Topic– India and its neighborhood- relations.
6) Withdrawing MFN status of Pakistan by India will have little intended impact. Analyze.(250 words)
Why this question
The recent attack on security forces in Kashmir highlights the instability in the region and the role of external threats. In retaliation India has decided to withdraw the MFN status of Pakistan. It is therefore important to discuss the effectiveness of such a measure in terms of the desired effect.
Analyze-here we have to examine methodically the structure or nature of the topic by separating it into component parts, and present them as a whole in a summary.
Key demand of the question.

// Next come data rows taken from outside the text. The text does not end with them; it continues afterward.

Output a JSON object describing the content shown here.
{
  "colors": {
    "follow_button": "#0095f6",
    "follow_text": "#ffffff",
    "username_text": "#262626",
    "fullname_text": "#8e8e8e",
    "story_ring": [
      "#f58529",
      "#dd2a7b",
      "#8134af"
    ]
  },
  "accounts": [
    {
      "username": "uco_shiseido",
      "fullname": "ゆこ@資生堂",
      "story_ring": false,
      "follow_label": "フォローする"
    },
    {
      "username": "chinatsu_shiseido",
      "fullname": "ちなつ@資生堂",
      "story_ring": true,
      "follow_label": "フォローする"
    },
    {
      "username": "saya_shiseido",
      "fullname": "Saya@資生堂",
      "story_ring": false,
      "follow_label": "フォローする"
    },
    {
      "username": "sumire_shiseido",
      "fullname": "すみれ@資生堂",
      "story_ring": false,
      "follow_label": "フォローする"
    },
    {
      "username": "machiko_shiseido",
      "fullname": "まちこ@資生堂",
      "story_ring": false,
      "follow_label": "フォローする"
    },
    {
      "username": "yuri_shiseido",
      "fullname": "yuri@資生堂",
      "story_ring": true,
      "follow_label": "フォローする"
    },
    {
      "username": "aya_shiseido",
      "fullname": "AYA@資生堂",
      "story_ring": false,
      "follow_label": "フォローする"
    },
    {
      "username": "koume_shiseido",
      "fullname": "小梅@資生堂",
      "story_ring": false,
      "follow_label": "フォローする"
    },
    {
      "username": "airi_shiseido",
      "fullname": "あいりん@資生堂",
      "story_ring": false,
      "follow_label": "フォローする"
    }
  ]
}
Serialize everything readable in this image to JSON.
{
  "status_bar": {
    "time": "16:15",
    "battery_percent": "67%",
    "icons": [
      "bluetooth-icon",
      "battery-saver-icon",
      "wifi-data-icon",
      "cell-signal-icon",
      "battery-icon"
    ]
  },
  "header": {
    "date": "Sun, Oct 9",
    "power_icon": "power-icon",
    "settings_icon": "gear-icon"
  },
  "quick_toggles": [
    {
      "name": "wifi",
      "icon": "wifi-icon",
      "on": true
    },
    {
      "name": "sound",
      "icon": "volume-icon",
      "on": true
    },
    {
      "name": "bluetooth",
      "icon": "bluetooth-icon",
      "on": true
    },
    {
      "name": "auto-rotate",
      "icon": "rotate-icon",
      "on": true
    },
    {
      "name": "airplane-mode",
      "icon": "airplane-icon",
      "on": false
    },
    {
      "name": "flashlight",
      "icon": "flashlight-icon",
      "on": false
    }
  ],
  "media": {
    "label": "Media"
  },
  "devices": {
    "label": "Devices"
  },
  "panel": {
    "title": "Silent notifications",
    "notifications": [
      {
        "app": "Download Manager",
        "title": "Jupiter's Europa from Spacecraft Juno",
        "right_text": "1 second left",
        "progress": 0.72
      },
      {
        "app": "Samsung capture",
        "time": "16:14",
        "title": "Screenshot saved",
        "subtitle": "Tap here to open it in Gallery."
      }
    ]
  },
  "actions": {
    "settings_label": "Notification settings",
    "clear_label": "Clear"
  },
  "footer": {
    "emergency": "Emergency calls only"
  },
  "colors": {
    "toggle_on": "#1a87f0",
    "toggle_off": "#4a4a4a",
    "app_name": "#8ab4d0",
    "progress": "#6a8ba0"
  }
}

The question wants us to dig deep into the issue of India’s withdrawal of MFN status of Pakistan and bring out as to why it will only have a little desired impact on the trade relations between the two countries.
Structure of the answer
Introduction– write a few introductory lines about the decision of India to withdraw MFN status of Pakistan and mention about the Pulwama attack.
Discuss why withdrawal of MFN status will have limited impact. E.g
- It does not strictly fall under the ‘beggar-thy-policy’, often used in international trade through which one country tries to resolve its economic problems by means that worsen the economic problems of its neighbours or trade partners.
- Trade now takes place using three channels: the official route; the illegal (informal) route, through smuggling along porous India-Pakistan land borders and also Afghanistan, which may not be accounted for in the national income; and lastly, through mainly Dubai and Singapore, which have free ports and accommodate legal agents of traders from India and Pakistan.
- Traders carry out informal trade between Pakistan and India through the exchange of goods at the border as well as through the personal baggage scheme’ through “green channel” facilities at international airports or railway stations.
- ‘Informal trade has also taken place through Afghanistan where goods are exported officially from India and later smuggled into Pakistan.
- Also, under the South Asia Free Trade Area Agreement (SAFTA) 2004, Pakistan’s share in external trade is less than 10%, while India’s share is more than 70%.
- Such steps may propel Pakistan to look for new markets beyond SAFTA, corroborated by the recent meeting held with Saudi Arabia and growing prospects of trade through a third country, mainly via Dubai etc.
Conclusion- based on your discussion, form a fair and a balanced conclusion on the given issue.